The New Jersey Economic Development Authority (NJEDA), which is closely affiliated with SSTI member New Jersey Commission on Science, Innovation and Technology, is helping childcare centers make facility improvements via the Child Care Facilities Improvement Program Grants program. This program is primarily focused on improving the physical infrastructure of childcare centers. The program provides money for facilities maintenance that haven’t historically been eligible for state grants. Tara Colton, executive vice president of economic security at the New Jersey Economic Development Authority, notes that locating these grants for childcare facilities within NJEDA sends a strong message that adequate childcare plays a critical role in the state's economy.

The expected impacts of the program are to improve the quality and safety of childcare environments. In addition, NJEDA envisions significant economic impacts from the program. Many centers can’t run at full capacity, and thus make less money, because they cannot afford to make improvements. “We help them avoid this Catch 22,” Colton said. “If they have more children there, they could in many cases earn more money.”

Improved facilities will also help the centers qualify for higher levels of federal funding from the Child Care Assistance Program. “So many of the providers can't get the higher rate because of their facilities,” Colton said. “If we improve their facilities, they can make more money serving the same child because we've helped them cross into that next level.”

University City Science Center/Washington University and BioSTL

The University Science Center in Philadelphia has incorporated childcare into two STEM-focused programs. One, FirstHand, is a free out-of-school time (OST) youth STEM education program. OST scheduling helps working parents keep kids in safe, supportive, enriching settings during parents’ workday, playing an essential role when affordable childcare is scarce.

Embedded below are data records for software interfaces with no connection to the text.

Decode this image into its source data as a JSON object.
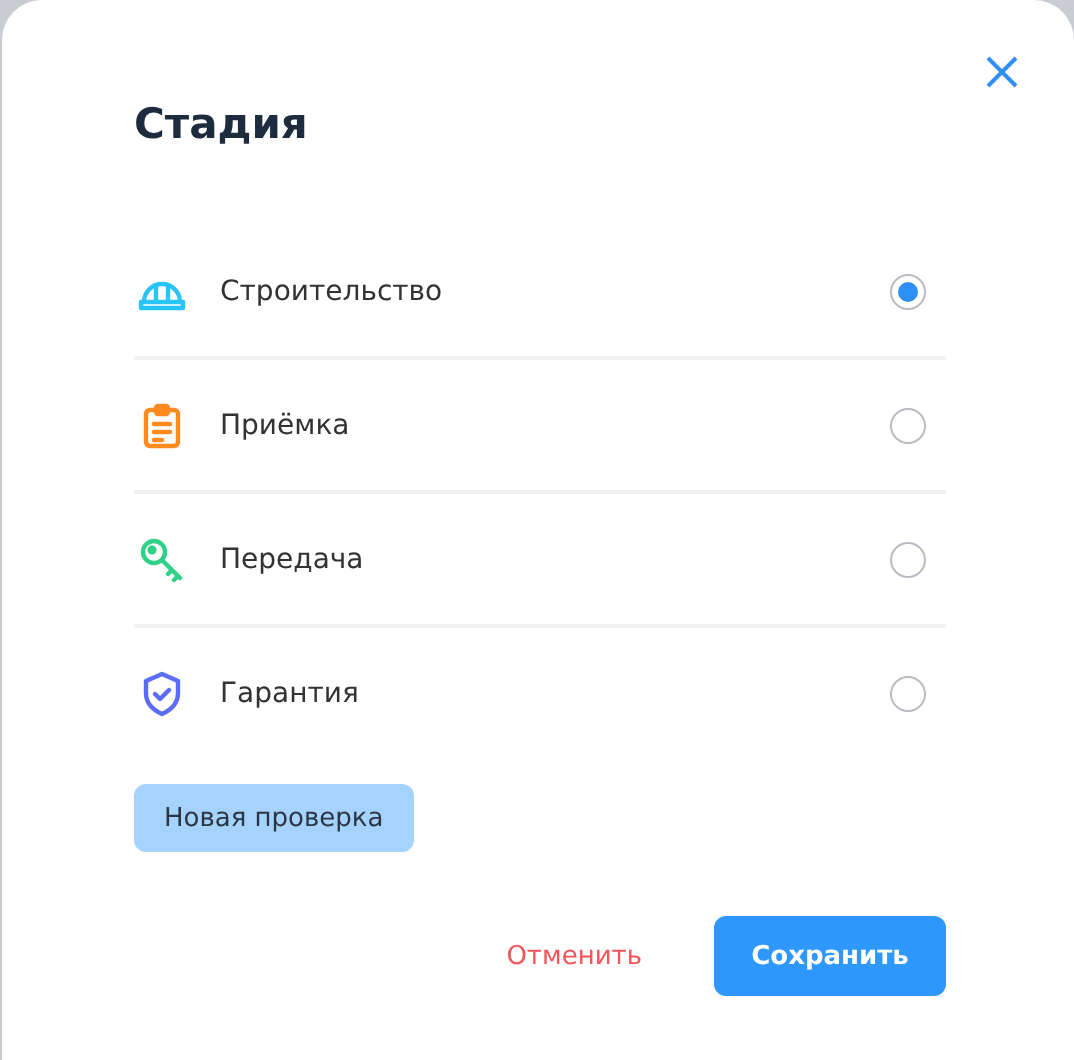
{
  "dialog": {
    "title": "Стадия"
  },
  "options": [
    {
      "label": "Строительство",
      "kind": "helmet",
      "color": "#29c4f6",
      "selected": true
    },
    {
      "label": "Приёмка",
      "kind": "clipboard",
      "color": "#ff8a1f",
      "selected": false
    },
    {
      "label": "Передача",
      "kind": "key",
      "color": "#2fd088",
      "selected": false
    },
    {
      "label": "Гарантия",
      "kind": "shield",
      "color": "#5b6cf5",
      "selected": false
    }
  ],
  "new_check_button": "Новая проверка",
  "cancel_button": "Отменить",
  "save_button": "Сохранить"
}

The program also runs during daytime hours. The second program, Building an Understanding of Lab Basics (BULB), gives adults introductory lab training. Participants receive stipends that allow them to pay their bills and care for their families while they complete training.

Two other SSTI members, Washington University and BioSTL, coordinate training for a program in St. Louis, MO that is similar to BULB, in that it that combines bioscience industry training with childcare.

Here are more program examples

SSTI members also told us about many more programs that they admire. Here are links to a few of them:

  • Excel by 8, a statewide nonprofit that, wrote Bryan J. Barnhouse, president & CEO of SSTI member Arkansas Research Alliance, is helping Arkansas in “taking this important issue head on.”
  • Child Care WAGE$® Program provides salary supplements to low-paid teachers, directors, and family childcare providers.
  • The Cube offers babysitting while mothers use the coworking space. The Cube is the largest Black women-owned coworking space in the US.
childcare, economy, economic impact